Federal civil rights officials have found that two Prince William County public schools for students with emotional disabilities frequently restrained, secluded and removed children from classrooms in a “one-size-fits-all” approach to behavior management that took away instructional time and did not account for individual student needs.

The U.S. Department of Education’s Office for Civil Rights (OCR) said there was not evidence that students were physically harmed by restraint and seclusion at the schools, PACE East, in the Manassas area, and PACE West, in Gainesville.

But an investigation concluded that the techniques were part of an approach that denied students with disabilities a free appropriate public education, as required by law. “The frequent use of these restrictive interventions suggests these strategies are not effective at changing or minimizing the problematic behavior,” the findings also said.

Lawyers who filed the complaint planned to announce the result Thursday, saying they hoped it would send a broader message about limiting use of restraint and seclusion to emergency situations. The case comes amid a national conversation about the practices, which are often used for students with disabilities and have come under sharp focus amid reports of physical injuries and other damaging effects.

The 10-page set of findings came with a resolution agreement that requires Prince William to review records of students secluded, restrained or placed in a “reorientation area” more than once during the past two school years for a possible change in services or placement. The agreement also calls for compensatory services as needed, staff training and a plan to increase instruction when students are removed from classes.

“I think these findings are beneficial to children with emotional disabilities, and I think they are beneficial for parents of children with disabilities, and I think they are instructive to educators, if they pay attention,” said William B. Reichhardt, the lead attorney in the case, filed jointly by two law firms and the Legal Aid Justice Center in Virginia.

The original complaint, filed in November 2012, focused on a Woodbridge student, then a young teenager, who was allegedly placed in seclusion multiple times and subject to face-down physical restraints in what attorneys argued reflected systemic problems. They alleged discrimination against students with disabilities.

The mother of the student at the center of the complaint said that she hoped the findings would help other families who don’t speak English or know their rights, according to lawyers who released her statement. “As a mother, I am very happy with the OCR decision, knowing that other children will not have to go through what we did,” the statement said.

Prince William school officials said Wednesday that they cooperated during an investigation that lasted 18 months and support the agreement that was reached, but take exception to many of the findings. Together, the PACE schools enroll about 200 students.

James E. Fagan III, the school system’s legal counsel, said the agreement does not specifically cite changes that must be made in the district’s practice of restraint and seclusion, or in the district’s facilities.

The findings said that staff members using the restraint techniques were trained and that seclusion rooms were padded, with security cameras and windows in doors to ensure safety.

Fagan said he could not address areas of dispute with the findings point by point but said, “Do we believe we have abused kids or mishandled kids? No.” The school system takes the allegations seriously, follows well-
developed policies
and has acted appropriately with children in its care, he said.

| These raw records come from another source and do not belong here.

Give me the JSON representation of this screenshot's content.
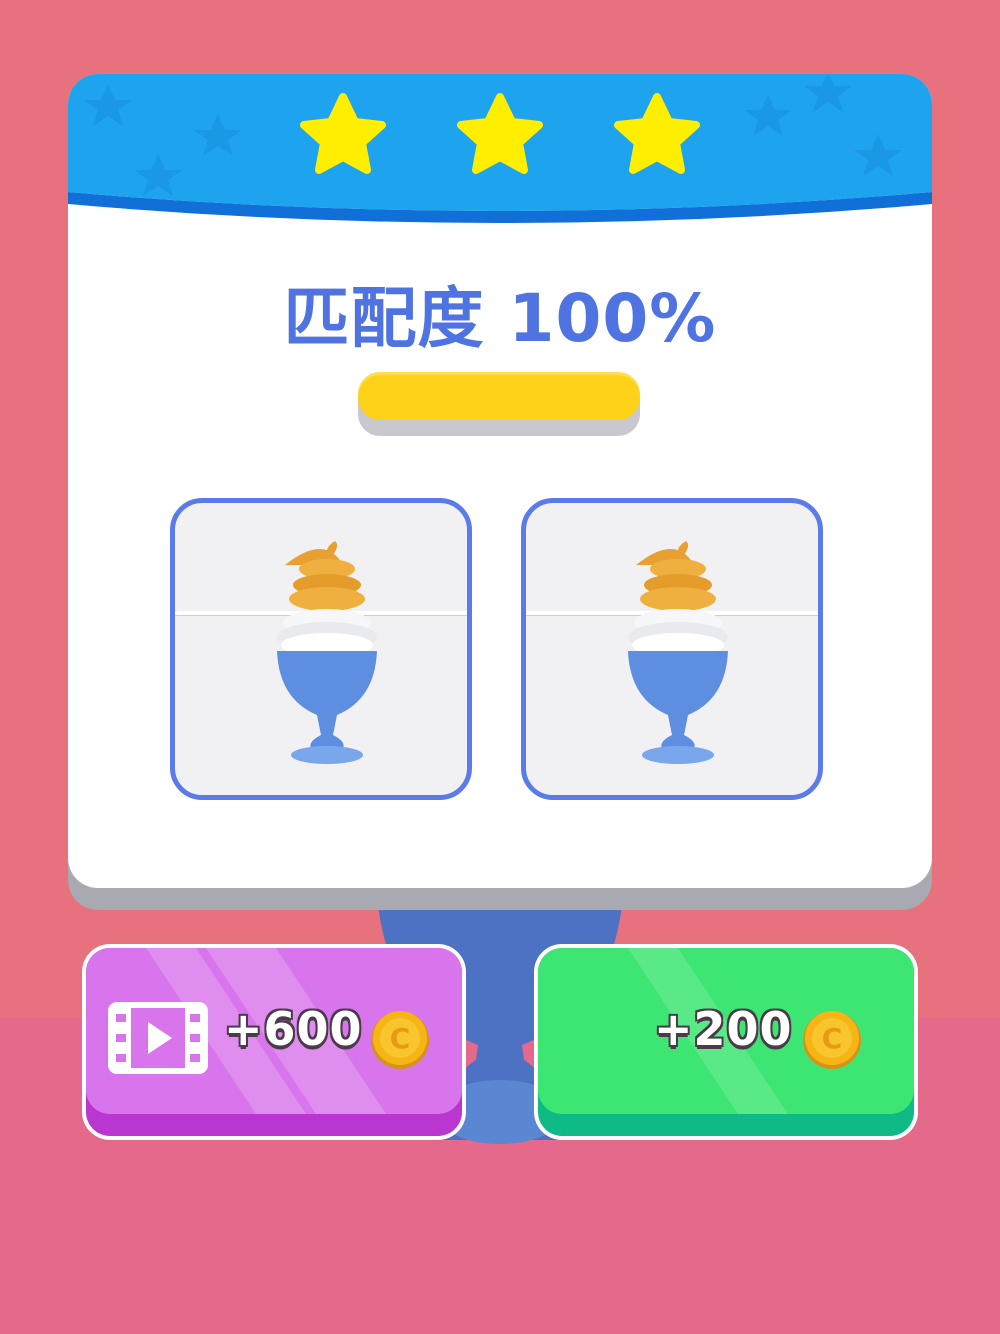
{
  "result": {
    "stars_earned": 3,
    "stars_total": 3,
    "match_label": "匹配度",
    "match_value": "100%",
    "match_progress_fraction": 1.0
  },
  "preview": {
    "left_card": "target-dessert",
    "right_card": "player-dessert"
  },
  "buttons": {
    "ad_reward_label": "+600",
    "free_reward_label": "+200",
    "coin_glyph": "C"
  },
  "colors": {
    "banner_blue": "#1ea3ee",
    "star_yellow": "#ffee00",
    "match_text": "#4f73e0",
    "progress_yellow": "#ffd21a",
    "card_border": "#5c7bea",
    "ad_button": "#d874ec",
    "free_button": "#3de672",
    "coin_gold": "#f6b515"
  },
  "icons": {
    "stars": "star-icon",
    "video": "video-ad-icon",
    "coin": "coin-icon"
  }
}
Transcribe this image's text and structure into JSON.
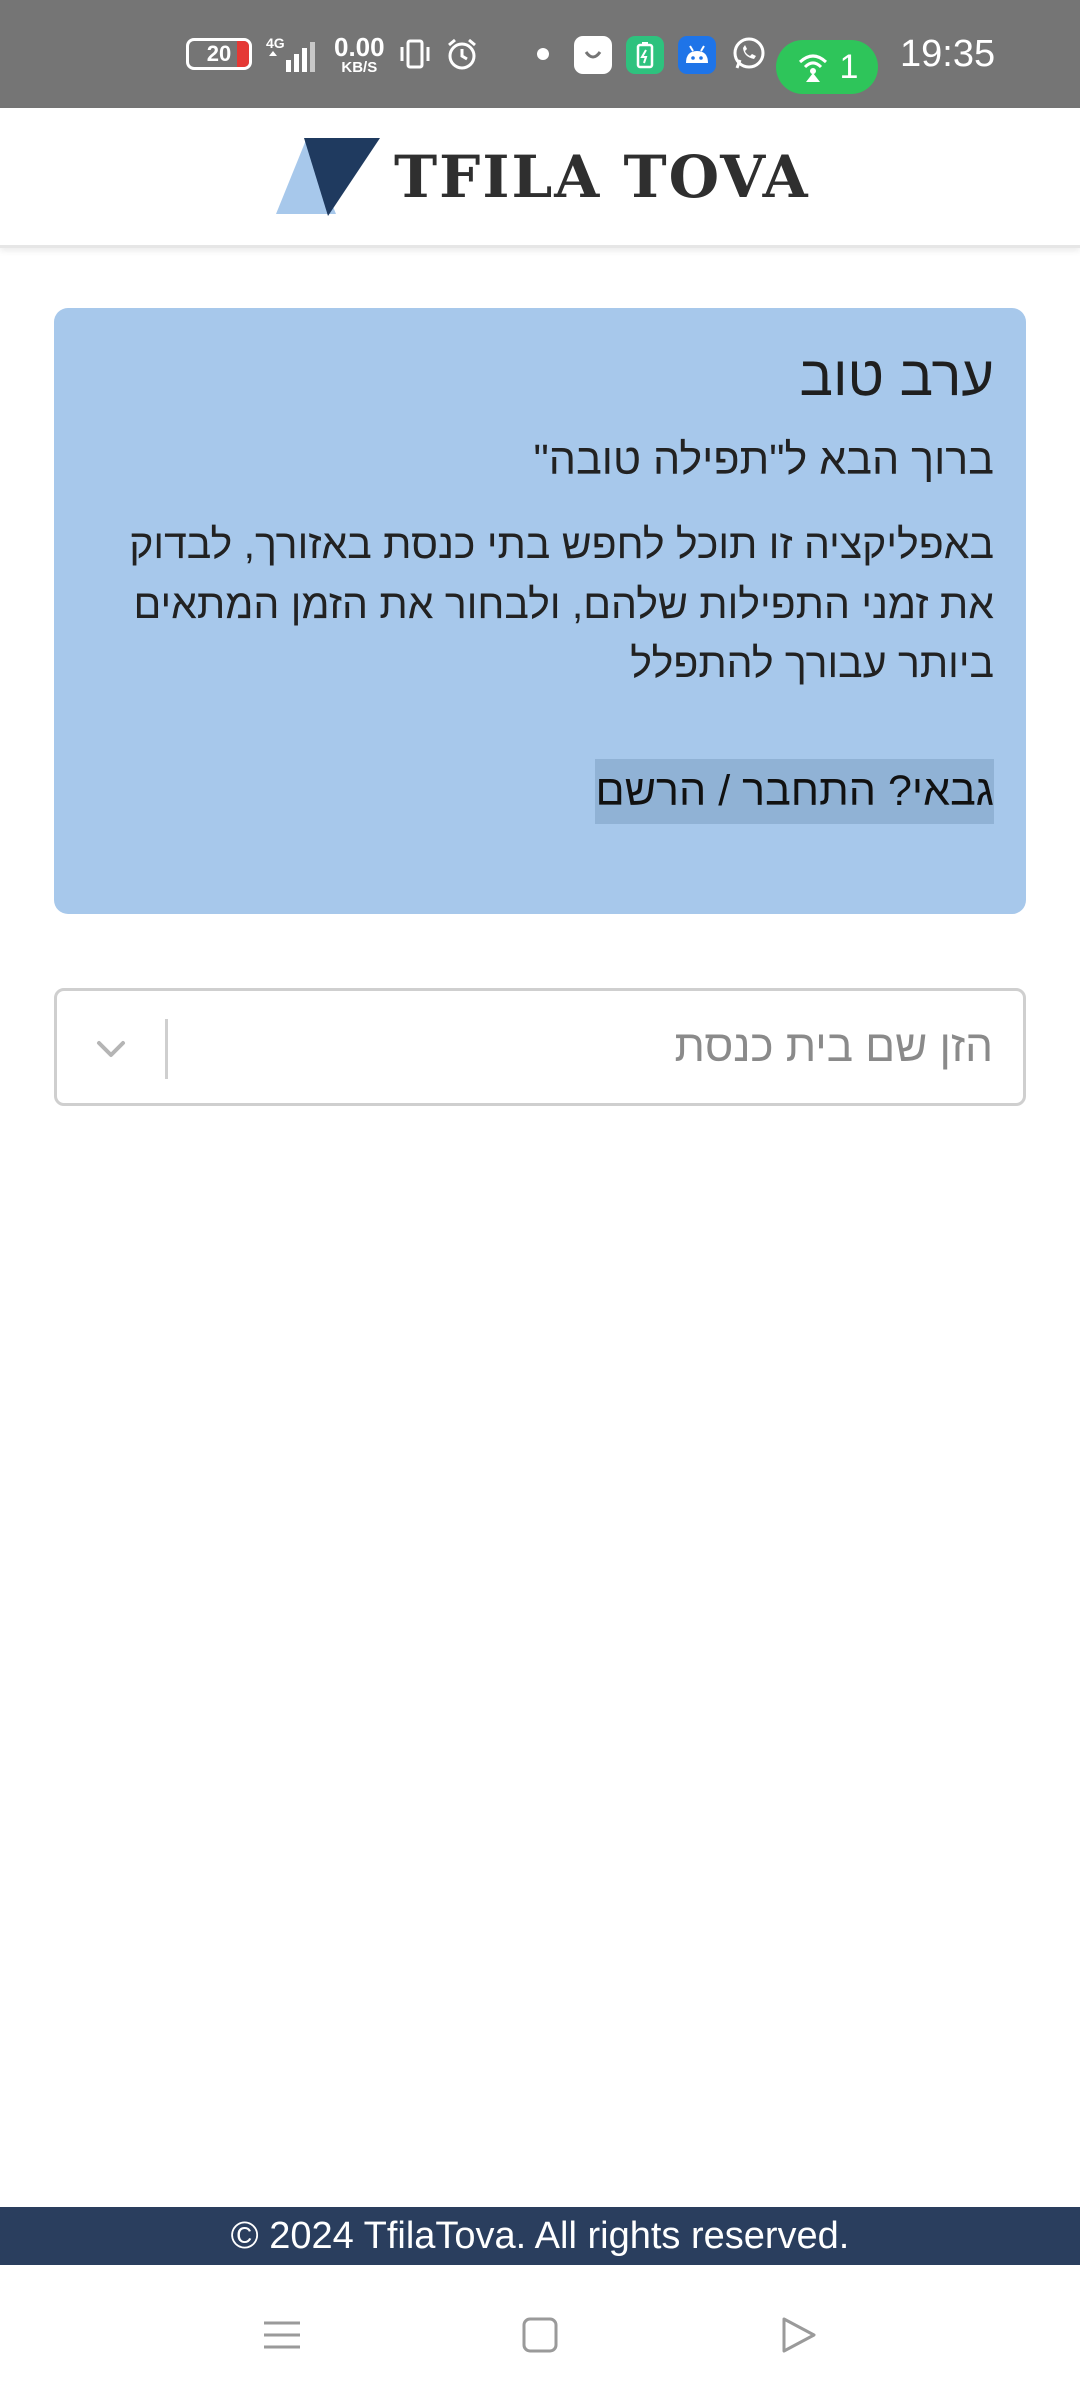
{
  "status_bar": {
    "battery_level": "20",
    "network_type": "4G",
    "speed_value": "0.00",
    "speed_unit": "KB/S",
    "hotspot_count": "1",
    "time": "19:35",
    "icons": [
      "battery-icon",
      "signal-4g-icon",
      "vibrate-icon",
      "alarm-icon",
      "notification-dot-icon",
      "app-icon",
      "battery-app-icon",
      "android-icon",
      "whatsapp-icon",
      "hotspot-icon"
    ]
  },
  "header": {
    "logo_text": "TFILA TOVA",
    "colors": {
      "light_triangle": "#a7c8eb",
      "dark_triangle": "#1f3a5f"
    }
  },
  "welcome": {
    "greeting": "ערב טוב",
    "subtitle": "ברוך הבא ל\"תפילה טובה\"",
    "description": "באפליקציה זו תוכל לחפש בתי כנסת באזורך, לבדוק את זמני התפילות שלהם, ולבחור את הזמן המתאים ביותר עבורך להתפלל",
    "gabai_link": "גבאי? התחבר / הרשם",
    "background_color": "#a7c8eb"
  },
  "search": {
    "placeholder": "הזן שם בית כנסת"
  },
  "footer": {
    "text": "© 2024 TfilaTova. All rights reserved.",
    "background_color": "#2a3e5e"
  },
  "nav": {
    "icons": [
      "menu-icon",
      "home-icon",
      "back-icon"
    ]
  }
}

“All I can say is we have a policy and regulations, and we follow them,” he said, adding that the district would address concerns. “You always try to move forward and react positively,” he said.

Federal officials did not comment in detail on the matter. An Education Department spokesman said the case was resolved last week with the agreement, which would now undergo monitoring to ensure full implementation.

In investigating the complaint, federal officials made visits to the PACE schools, which serve students with serious emotional and behavioral disabilities, in what is regarded as a last stop before residential facilities. They conducted interviews and reviewed every incident of restraint and seclusion over three semesters.

The records showed that “program personnel regularly placed students in restraint and seclusion for destroying property and disturbing the educational environment, though they were not placing themselves or others at an imminent risk of physical harm,” the findings said.

They also said most students did not have individualized plans with specific behavioral interventions designed for their distinct needs.

At PACE West, 40 percent of the student population was restrained or secluded in 2011-2012, with 219 such instances involving 60 students. That same year, 33 students were restrained or secluded — 144 times — at PACE East, according to the federal findings.

At PACE West the following year, school logs showed that, on average, more than half the student body was placed — each month — in the reorientation area, according to the findings. In a one-month period cited, students spent a collective 713 hours, 44 minutes in reorientation, averaging about 10.6 hours each.

When students are managed with such measures, they are “effectively denied access to the curriculum,” the findings said.

Angela Ciolfi, legal director for the JustChildren Program, part of the Legal Aid Justice Center, a co-counsel in the complaint, called the findings important for showing that restraint and seclusion should not become a default response to student misbehavior.

“I think restraint and seclusion should be avoided in every way possible, but when they are used, they should be used for emergencies, not for garden-variety disruption,” she said.

She also said the case underscored that school practices must reflect district policies.

The school system’s director of special education was quoted in the findings as saying that restraint and seclusion are not warranted unless situations rise to the level of emergencies. But according to the report, school personnel said students could be restrained or secluded for disruptive behavior, including when “a student is ‘screaming out or throwing paper at another student.’ ”

Ciolfi said the findings raised a broader question for school systems: “Does my front-line staff understand when this should be used?”